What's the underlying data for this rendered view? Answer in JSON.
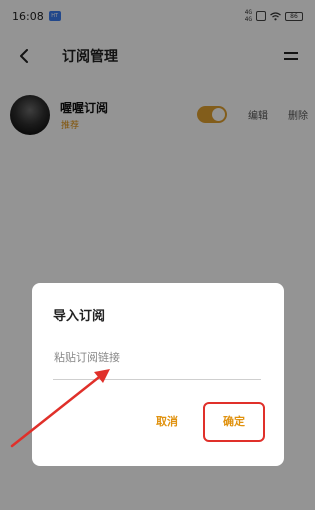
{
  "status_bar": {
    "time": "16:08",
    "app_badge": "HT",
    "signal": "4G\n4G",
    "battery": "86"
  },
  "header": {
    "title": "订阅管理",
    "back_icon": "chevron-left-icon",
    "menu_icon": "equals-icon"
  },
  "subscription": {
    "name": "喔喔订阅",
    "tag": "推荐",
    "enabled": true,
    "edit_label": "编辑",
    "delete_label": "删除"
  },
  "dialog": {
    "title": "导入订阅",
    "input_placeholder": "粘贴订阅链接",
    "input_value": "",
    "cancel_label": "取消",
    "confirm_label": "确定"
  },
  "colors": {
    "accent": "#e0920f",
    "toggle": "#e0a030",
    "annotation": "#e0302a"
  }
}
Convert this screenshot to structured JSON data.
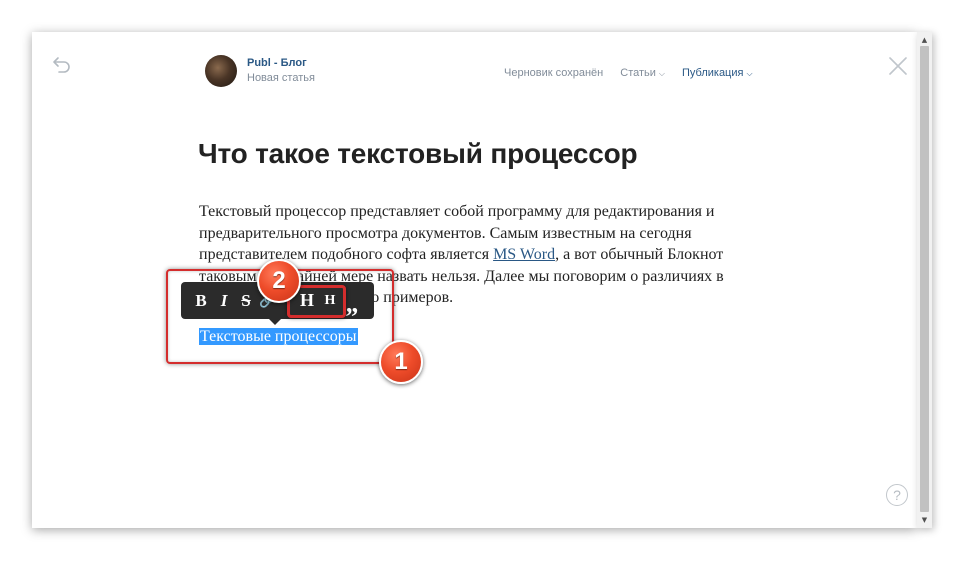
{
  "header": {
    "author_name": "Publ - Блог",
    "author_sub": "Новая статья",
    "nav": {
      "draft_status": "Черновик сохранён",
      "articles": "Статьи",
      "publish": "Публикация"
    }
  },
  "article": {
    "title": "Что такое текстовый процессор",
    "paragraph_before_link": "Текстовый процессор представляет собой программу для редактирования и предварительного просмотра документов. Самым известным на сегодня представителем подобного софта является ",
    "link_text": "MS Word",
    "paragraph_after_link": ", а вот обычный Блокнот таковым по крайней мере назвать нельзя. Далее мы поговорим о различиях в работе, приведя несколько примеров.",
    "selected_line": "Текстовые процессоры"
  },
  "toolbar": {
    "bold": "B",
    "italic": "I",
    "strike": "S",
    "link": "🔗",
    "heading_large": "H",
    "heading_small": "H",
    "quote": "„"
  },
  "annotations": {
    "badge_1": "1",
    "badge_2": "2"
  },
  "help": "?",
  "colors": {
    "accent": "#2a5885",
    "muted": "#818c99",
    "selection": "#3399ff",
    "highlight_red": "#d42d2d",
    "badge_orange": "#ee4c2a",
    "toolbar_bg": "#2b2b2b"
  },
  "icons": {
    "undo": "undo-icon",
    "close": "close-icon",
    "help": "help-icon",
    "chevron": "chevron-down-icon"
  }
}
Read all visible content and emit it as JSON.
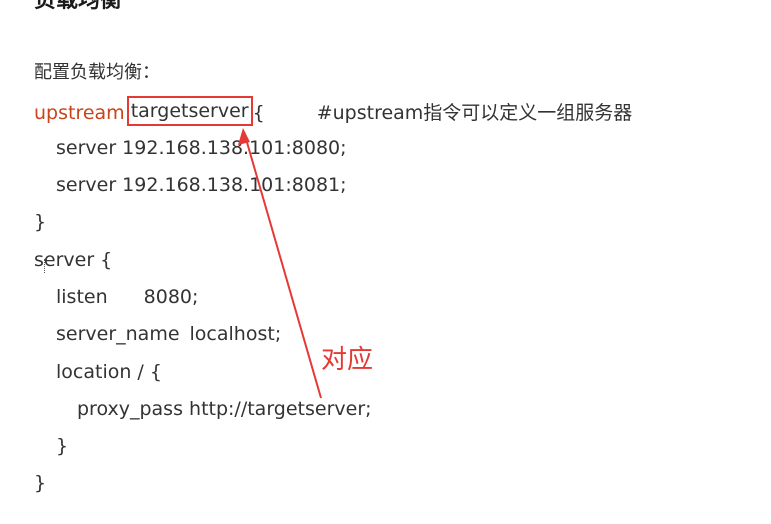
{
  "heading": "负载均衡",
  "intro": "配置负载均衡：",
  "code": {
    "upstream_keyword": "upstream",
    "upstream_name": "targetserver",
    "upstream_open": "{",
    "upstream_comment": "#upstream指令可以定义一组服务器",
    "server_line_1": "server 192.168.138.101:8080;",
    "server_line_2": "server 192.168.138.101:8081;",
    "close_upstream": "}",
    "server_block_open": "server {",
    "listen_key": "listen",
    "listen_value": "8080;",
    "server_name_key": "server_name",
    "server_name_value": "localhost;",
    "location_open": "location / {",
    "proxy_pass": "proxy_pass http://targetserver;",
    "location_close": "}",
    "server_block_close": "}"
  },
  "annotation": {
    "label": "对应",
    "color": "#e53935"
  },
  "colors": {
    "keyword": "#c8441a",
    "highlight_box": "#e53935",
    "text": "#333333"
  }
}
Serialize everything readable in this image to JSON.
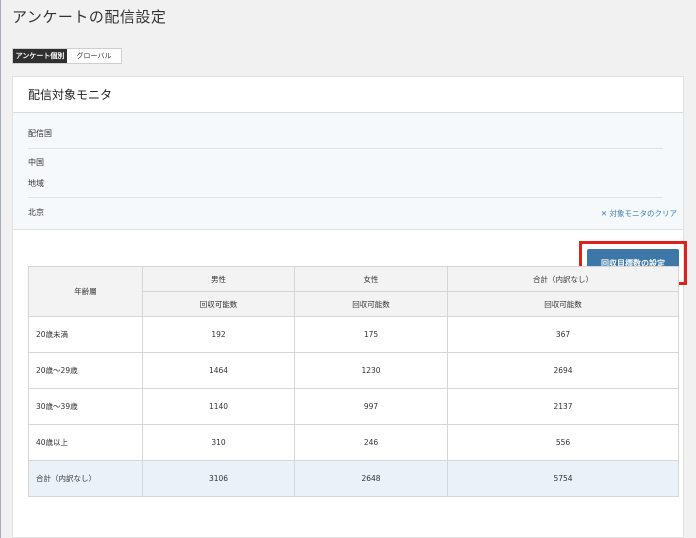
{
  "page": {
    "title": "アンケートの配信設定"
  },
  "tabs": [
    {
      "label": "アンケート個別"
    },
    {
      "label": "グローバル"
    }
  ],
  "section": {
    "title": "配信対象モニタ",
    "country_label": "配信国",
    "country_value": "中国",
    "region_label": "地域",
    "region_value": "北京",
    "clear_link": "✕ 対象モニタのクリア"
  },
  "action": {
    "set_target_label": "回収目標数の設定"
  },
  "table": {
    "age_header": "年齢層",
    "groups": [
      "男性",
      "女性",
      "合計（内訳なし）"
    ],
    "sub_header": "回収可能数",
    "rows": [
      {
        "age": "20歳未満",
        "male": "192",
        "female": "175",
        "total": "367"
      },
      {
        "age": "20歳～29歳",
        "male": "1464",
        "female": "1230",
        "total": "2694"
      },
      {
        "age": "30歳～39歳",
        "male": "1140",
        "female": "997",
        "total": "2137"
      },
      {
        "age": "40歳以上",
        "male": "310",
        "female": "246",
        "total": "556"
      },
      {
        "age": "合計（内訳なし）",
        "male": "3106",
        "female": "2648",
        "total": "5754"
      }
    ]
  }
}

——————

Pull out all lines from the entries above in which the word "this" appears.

### Response
What's the underlying data for this rendered view? Answer in JSON.
Convert this screenshot to structured JSON data.
Serialize everything readable in this image to JSON.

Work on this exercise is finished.